Sophomore Majesta is an award-winning welder, bringing home first in the regionals and 12th in the state with her butterfly creation. She took welding and is an automotive technology student. She knew her dad welded on the job, so she thought she would try it.
“It was kind of boring at first because I felt like I already knew it,” she said. “I just took to it.”
Majesta likes to create works of art, and hopes to attend the prestigious Tulsa Welding Academy after high school. She’ll take welding through Davidson-Davie Community College next year.
She remembers that award-winning butterfly. Students were shown heaps of scrap metal, and had to pick out the pieces and weld their creation together. “I saw the pieces and it just fell into place, more than I thought they would,” she said of the design.
“Blood, sweat and tears went into that project. I cut myself so many times.”
“It’s fun. The experience we get here is awesome. We can all do our own things, whatever you’re best at or want to do.”
She is the daughter of Marty and Danielle Anderson.
Ashlyn drives a ‘98 Jeep Cherokee, so taking an automotive technology class seemed like a natural fit. “You never know when you might be stranded on the side of the road.”
“I want to learn how to work on my own Jeep at home,” she said. “I know how to change a tire, and I can do an oil change.”
It took a while, but the boys in the class now realize she can hold her own while working on vehicles. “Most of the guys say they’re intimidated by me, but I’m not intimidating at all. I’ve been thinking of going to UTI (Universal Technical Institute) and taking their courses,” she said.
Ashlyn is the daughter of Brian and Amanda Cullipher of Advance.
Kayden, a sophomore, knew a thing or two about cars when she enrolled in automotive technology. After all, she’s been racing drag cars since age 9. Her brother also races. So does her father.
“I love hands-on things, especially putting things together,” she said. “I knew more than most of the boys when we started, but we’re learning new stuff.”
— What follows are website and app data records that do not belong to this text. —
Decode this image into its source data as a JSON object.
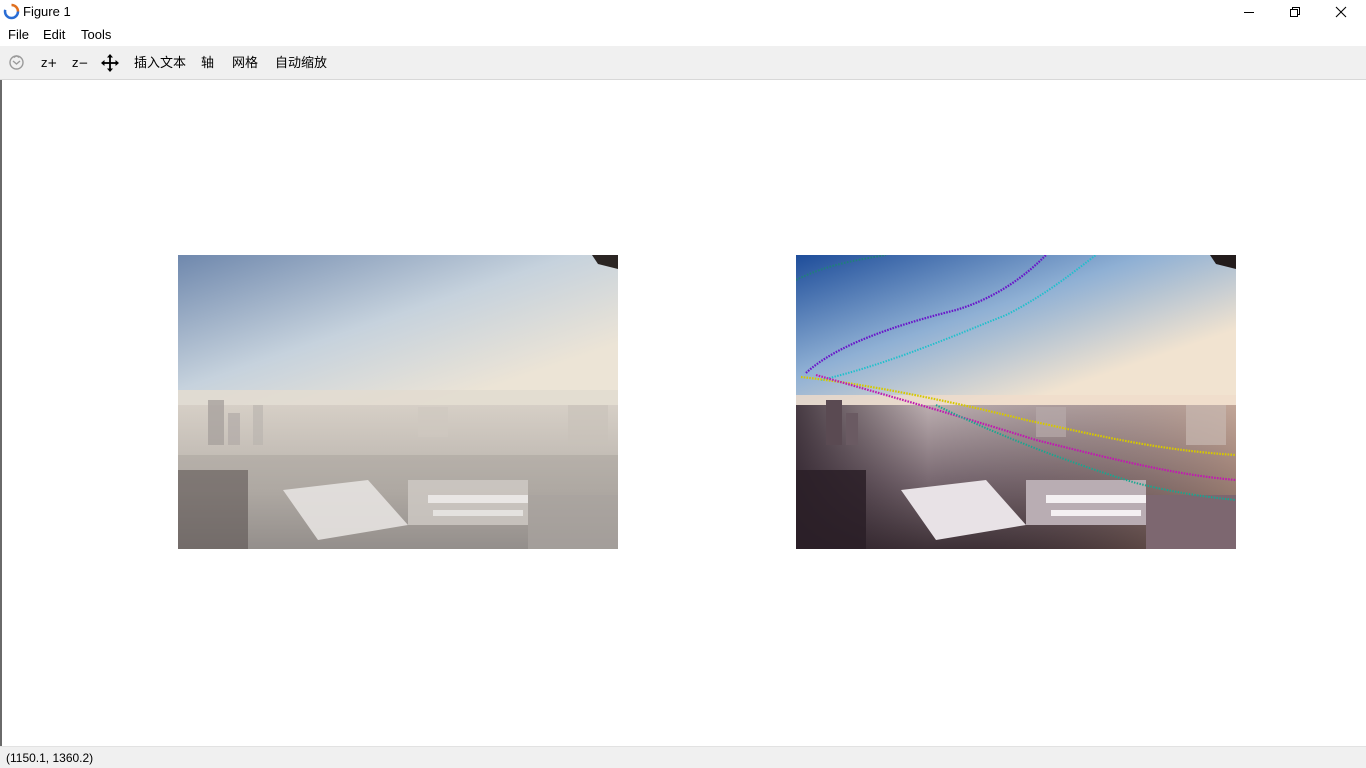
{
  "window": {
    "title": "Figure 1",
    "icon": "matlab-style-figure-icon",
    "controls": [
      "minimize-icon",
      "restore-icon",
      "close-icon"
    ]
  },
  "menubar": {
    "items": [
      "File",
      "Edit",
      "Tools"
    ]
  },
  "toolbar": {
    "rotate_icon": "rotate-icon",
    "zoom_in_label": "z+",
    "zoom_out_label": "z−",
    "pan_icon": "pan-move-icon",
    "insert_text_label": "插入文本",
    "axis_label": "轴",
    "grid_label": "网格",
    "autoscale_label": "自动缩放"
  },
  "figure": {
    "panels": [
      {
        "name": "original-hazy-image"
      },
      {
        "name": "dehazed-image-with-feature-tracks"
      }
    ],
    "track_colors": [
      "#6a16c9",
      "#1ec0cc",
      "#c01ab0",
      "#d6c800",
      "#16a890",
      "#20807a"
    ]
  },
  "statusbar": {
    "coords": "(1150.1, 1360.2)"
  }
}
She especially likes Farmington Dragway, and hopes to continue racing later in life. “I like the competition against all the boys,” she said.
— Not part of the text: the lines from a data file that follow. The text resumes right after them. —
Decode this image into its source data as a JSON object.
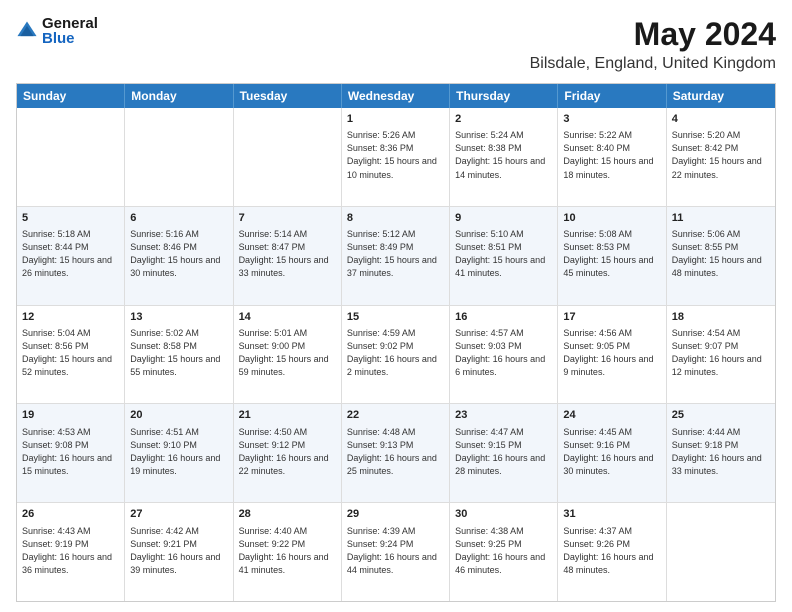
{
  "logo": {
    "general": "General",
    "blue": "Blue"
  },
  "header": {
    "title": "May 2024",
    "subtitle": "Bilsdale, England, United Kingdom"
  },
  "weekdays": [
    "Sunday",
    "Monday",
    "Tuesday",
    "Wednesday",
    "Thursday",
    "Friday",
    "Saturday"
  ],
  "weeks": [
    [
      {
        "day": "",
        "sunrise": "",
        "sunset": "",
        "daylight": ""
      },
      {
        "day": "",
        "sunrise": "",
        "sunset": "",
        "daylight": ""
      },
      {
        "day": "",
        "sunrise": "",
        "sunset": "",
        "daylight": ""
      },
      {
        "day": "1",
        "sunrise": "Sunrise: 5:26 AM",
        "sunset": "Sunset: 8:36 PM",
        "daylight": "Daylight: 15 hours and 10 minutes."
      },
      {
        "day": "2",
        "sunrise": "Sunrise: 5:24 AM",
        "sunset": "Sunset: 8:38 PM",
        "daylight": "Daylight: 15 hours and 14 minutes."
      },
      {
        "day": "3",
        "sunrise": "Sunrise: 5:22 AM",
        "sunset": "Sunset: 8:40 PM",
        "daylight": "Daylight: 15 hours and 18 minutes."
      },
      {
        "day": "4",
        "sunrise": "Sunrise: 5:20 AM",
        "sunset": "Sunset: 8:42 PM",
        "daylight": "Daylight: 15 hours and 22 minutes."
      }
    ],
    [
      {
        "day": "5",
        "sunrise": "Sunrise: 5:18 AM",
        "sunset": "Sunset: 8:44 PM",
        "daylight": "Daylight: 15 hours and 26 minutes."
      },
      {
        "day": "6",
        "sunrise": "Sunrise: 5:16 AM",
        "sunset": "Sunset: 8:46 PM",
        "daylight": "Daylight: 15 hours and 30 minutes."
      },
      {
        "day": "7",
        "sunrise": "Sunrise: 5:14 AM",
        "sunset": "Sunset: 8:47 PM",
        "daylight": "Daylight: 15 hours and 33 minutes."
      },
      {
        "day": "8",
        "sunrise": "Sunrise: 5:12 AM",
        "sunset": "Sunset: 8:49 PM",
        "daylight": "Daylight: 15 hours and 37 minutes."
      },
      {
        "day": "9",
        "sunrise": "Sunrise: 5:10 AM",
        "sunset": "Sunset: 8:51 PM",
        "daylight": "Daylight: 15 hours and 41 minutes."
      },
      {
        "day": "10",
        "sunrise": "Sunrise: 5:08 AM",
        "sunset": "Sunset: 8:53 PM",
        "daylight": "Daylight: 15 hours and 45 minutes."
      },
      {
        "day": "11",
        "sunrise": "Sunrise: 5:06 AM",
        "sunset": "Sunset: 8:55 PM",
        "daylight": "Daylight: 15 hours and 48 minutes."
      }
    ],
    [
      {
        "day": "12",
        "sunrise": "Sunrise: 5:04 AM",
        "sunset": "Sunset: 8:56 PM",
        "daylight": "Daylight: 15 hours and 52 minutes."
      },
      {
        "day": "13",
        "sunrise": "Sunrise: 5:02 AM",
        "sunset": "Sunset: 8:58 PM",
        "daylight": "Daylight: 15 hours and 55 minutes."
      },
      {
        "day": "14",
        "sunrise": "Sunrise: 5:01 AM",
        "sunset": "Sunset: 9:00 PM",
        "daylight": "Daylight: 15 hours and 59 minutes."
      },
      {
        "day": "15",
        "sunrise": "Sunrise: 4:59 AM",
        "sunset": "Sunset: 9:02 PM",
        "daylight": "Daylight: 16 hours and 2 minutes."
      },
      {
        "day": "16",
        "sunrise": "Sunrise: 4:57 AM",
        "sunset": "Sunset: 9:03 PM",
        "daylight": "Daylight: 16 hours and 6 minutes."
      },
      {
        "day": "17",
        "sunrise": "Sunrise: 4:56 AM",
        "sunset": "Sunset: 9:05 PM",
        "daylight": "Daylight: 16 hours and 9 minutes."
      },
      {
        "day": "18",
        "sunrise": "Sunrise: 4:54 AM",
        "sunset": "Sunset: 9:07 PM",
        "daylight": "Daylight: 16 hours and 12 minutes."
      }
    ],
    [
      {
        "day": "19",
        "sunrise": "Sunrise: 4:53 AM",
        "sunset": "Sunset: 9:08 PM",
        "daylight": "Daylight: 16 hours and 15 minutes."
      },
      {
        "day": "20",
        "sunrise": "Sunrise: 4:51 AM",
        "sunset": "Sunset: 9:10 PM",
        "daylight": "Daylight: 16 hours and 19 minutes."
      },
      {
        "day": "21",
        "sunrise": "Sunrise: 4:50 AM",
        "sunset": "Sunset: 9:12 PM",
        "daylight": "Daylight: 16 hours and 22 minutes."
      },
      {
        "day": "22",
        "sunrise": "Sunrise: 4:48 AM",
        "sunset": "Sunset: 9:13 PM",
        "daylight": "Daylight: 16 hours and 25 minutes."
      },
      {
        "day": "23",
        "sunrise": "Sunrise: 4:47 AM",
        "sunset": "Sunset: 9:15 PM",
        "daylight": "Daylight: 16 hours and 28 minutes."
      },
      {
        "day": "24",
        "sunrise": "Sunrise: 4:45 AM",
        "sunset": "Sunset: 9:16 PM",
        "daylight": "Daylight: 16 hours and 30 minutes."
      },
      {
        "day": "25",
        "sunrise": "Sunrise: 4:44 AM",
        "sunset": "Sunset: 9:18 PM",
        "daylight": "Daylight: 16 hours and 33 minutes."
      }
    ],
    [
      {
        "day": "26",
        "sunrise": "Sunrise: 4:43 AM",
        "sunset": "Sunset: 9:19 PM",
        "daylight": "Daylight: 16 hours and 36 minutes."
      },
      {
        "day": "27",
        "sunrise": "Sunrise: 4:42 AM",
        "sunset": "Sunset: 9:21 PM",
        "daylight": "Daylight: 16 hours and 39 minutes."
      },
      {
        "day": "28",
        "sunrise": "Sunrise: 4:40 AM",
        "sunset": "Sunset: 9:22 PM",
        "daylight": "Daylight: 16 hours and 41 minutes."
      },
      {
        "day": "29",
        "sunrise": "Sunrise: 4:39 AM",
        "sunset": "Sunset: 9:24 PM",
        "daylight": "Daylight: 16 hours and 44 minutes."
      },
      {
        "day": "30",
        "sunrise": "Sunrise: 4:38 AM",
        "sunset": "Sunset: 9:25 PM",
        "daylight": "Daylight: 16 hours and 46 minutes."
      },
      {
        "day": "31",
        "sunrise": "Sunrise: 4:37 AM",
        "sunset": "Sunset: 9:26 PM",
        "daylight": "Daylight: 16 hours and 48 minutes."
      },
      {
        "day": "",
        "sunrise": "",
        "sunset": "",
        "daylight": ""
      }
    ]
  ]
}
“I hope to continue racing and become an elementary teacher, and hopefully play golf in college.”
She is the daughter of Christy and David Cornatzer of Advance.
Reagan Poole has a car that smells really good, all thanks to a device she created in drafting class.
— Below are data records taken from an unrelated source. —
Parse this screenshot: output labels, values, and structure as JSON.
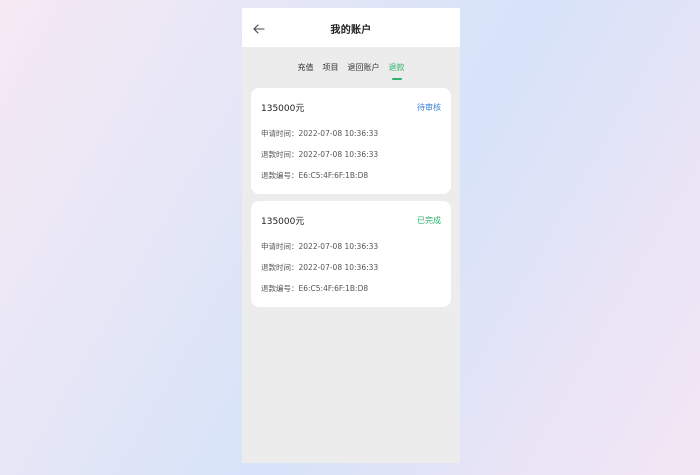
{
  "header": {
    "title": "我的账户",
    "back_icon": "arrow-left-icon"
  },
  "tabs": [
    {
      "label": "充值",
      "active": false
    },
    {
      "label": "项目",
      "active": false
    },
    {
      "label": "退回账户",
      "active": false
    },
    {
      "label": "退款",
      "active": true
    }
  ],
  "colors": {
    "accent_green": "#2fb36a",
    "pending_blue": "#3b82d9"
  },
  "records": [
    {
      "amount": "135000元",
      "status": "待审核",
      "apply_label": "申请时间：",
      "apply_time": "2022-07-08 10:36:33",
      "refund_label": "退款时间：",
      "refund_time": "2022-07-08 10:36:33",
      "number_label": "退款编号：",
      "number": "E6:C5:4F:6F:1B:D8"
    },
    {
      "amount": "135000元",
      "status": "已完成",
      "apply_label": "申请时间：",
      "apply_time": "2022-07-08 10:36:33",
      "refund_label": "退款时间：",
      "refund_time": "2022-07-08 10:36:33",
      "number_label": "退款编号：",
      "number": "E6:C5:4F:6F:1B:D8"
    }
  ]
}
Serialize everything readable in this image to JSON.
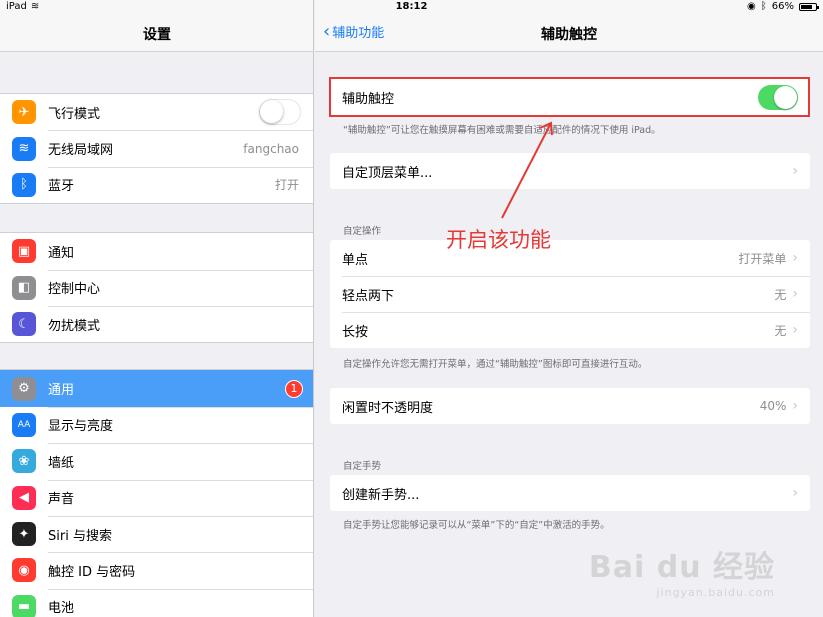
{
  "status": {
    "device": "iPad",
    "time": "18:12",
    "battery": "66%",
    "battery_level": 0.66
  },
  "left": {
    "title": "设置",
    "group1": [
      {
        "label": "飞行模式",
        "icon": "airplane-icon",
        "color": "#ff9500",
        "glyph": "✈",
        "type": "toggle",
        "value": ""
      },
      {
        "label": "无线局域网",
        "icon": "wifi-icon",
        "color": "#1a7cf5",
        "glyph": "≋",
        "type": "value",
        "value": "fangchao"
      },
      {
        "label": "蓝牙",
        "icon": "bluetooth-icon",
        "color": "#1a7cf5",
        "glyph": "ᛒ",
        "type": "value",
        "value": "打开"
      }
    ],
    "group2": [
      {
        "label": "通知",
        "icon": "notification-icon",
        "color": "#ff3b30",
        "glyph": "▣"
      },
      {
        "label": "控制中心",
        "icon": "control-center-icon",
        "color": "#8e8e93",
        "glyph": "◧"
      },
      {
        "label": "勿扰模式",
        "icon": "moon-icon",
        "color": "#5856d6",
        "glyph": "☾"
      }
    ],
    "group3": [
      {
        "label": "通用",
        "icon": "gear-icon",
        "color": "#8e8e93",
        "glyph": "⚙",
        "badge": "1"
      },
      {
        "label": "显示与亮度",
        "icon": "display-icon",
        "color": "#1a7cf5",
        "glyph": "AA"
      },
      {
        "label": "墙纸",
        "icon": "wallpaper-icon",
        "color": "#35aadc",
        "glyph": "❀"
      },
      {
        "label": "声音",
        "icon": "sound-icon",
        "color": "#ff2d55",
        "glyph": "◀"
      },
      {
        "label": "Siri 与搜索",
        "icon": "siri-icon",
        "color": "#222222",
        "glyph": "✦"
      },
      {
        "label": "触控 ID 与密码",
        "icon": "fingerprint-icon",
        "color": "#ff3b30",
        "glyph": "◉"
      },
      {
        "label": "电池",
        "icon": "battery-icon",
        "color": "#4cd964",
        "glyph": "▬"
      }
    ]
  },
  "right": {
    "back_label": "辅助功能",
    "title": "辅助触控",
    "assistive": {
      "label": "辅助触控",
      "enabled": true
    },
    "assistive_note": "“辅助触控”可让您在触摸屏幕有困难或需要自适应配件的情况下使用 iPad。",
    "top_menu": {
      "label": "自定顶层菜单..."
    },
    "custom_actions_header": "自定操作",
    "custom_actions": [
      {
        "label": "单点",
        "value": "打开菜单"
      },
      {
        "label": "轻点两下",
        "value": "无"
      },
      {
        "label": "长按",
        "value": "无"
      }
    ],
    "custom_actions_note": "自定操作允许您无需打开菜单，通过“辅助触控”图标即可直接进行互动。",
    "idle_opacity": {
      "label": "闲置时不透明度",
      "value": "40%"
    },
    "gestures_header": "自定手势",
    "new_gesture": {
      "label": "创建新手势..."
    },
    "gestures_note": "自定手势让您能够记录可以从“菜单”下的“自定”中激活的手势。"
  },
  "annotation": {
    "text": "开启该功能",
    "color": "#e53935"
  },
  "watermark": {
    "main": "Bai du 经验",
    "sub": "jingyan.baidu.com"
  }
}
She said her mother uses air freshener beads when she vacuums their house to make it smell better. Reagan thought the same could work for her vehicle, so she went to work designing a device that would hold the beads and attach to vents on the air system.
“My car smells good,” she said. “My dad said if I wanted to sell some, he could get me some customers.”
Reagan plans on becoming a paramedic and nurse, but said the drafting class has opened her eyes to other possibilities.
“Just have fun and don’t stress too much,” she said. “If you have an idea, tell Mr. Marrs and he’ll help you.”
She is the daughter of Melissa and Chris Klutz and Damian and Crystal Poole.
Sydney Shook also took drafting “for fun,” but found it more educational than she ever imagined.
She explained how she and other class members made a roller assembly, a part of a machine that had multiple moving parts that had to fit together perfectly. “It can be confusing, you have to use the right commands.”
The senior encourages other students to try career classes that may be out of their comfort zone.
“Try it. If you don’t like it, you don’t have to continue, but you can learn something and have a little fun.”
She will attend Mitchell Community College, and hopes to study biology at UNC Charlotte. She is the daughter of Shawna Jusko and Chris Shook.
Gracie Wilson decided last year she wanted to take all of the career classes she could at Davie High.
“I’m planning to become an engineer, hopefully a mechanical engineer,” she said. “I love drafting so much, and building and designing things.”
She will attend Southern Wesleyan on a volleyball scholarship, and be dually enrolled at Clemson University. She is the daughter of Kelly and Matt Wilson.
The Davie High experience is something she will never forget.
“The people here, and how the teachers care about you a lot and will do anything for you is what makes this place special.”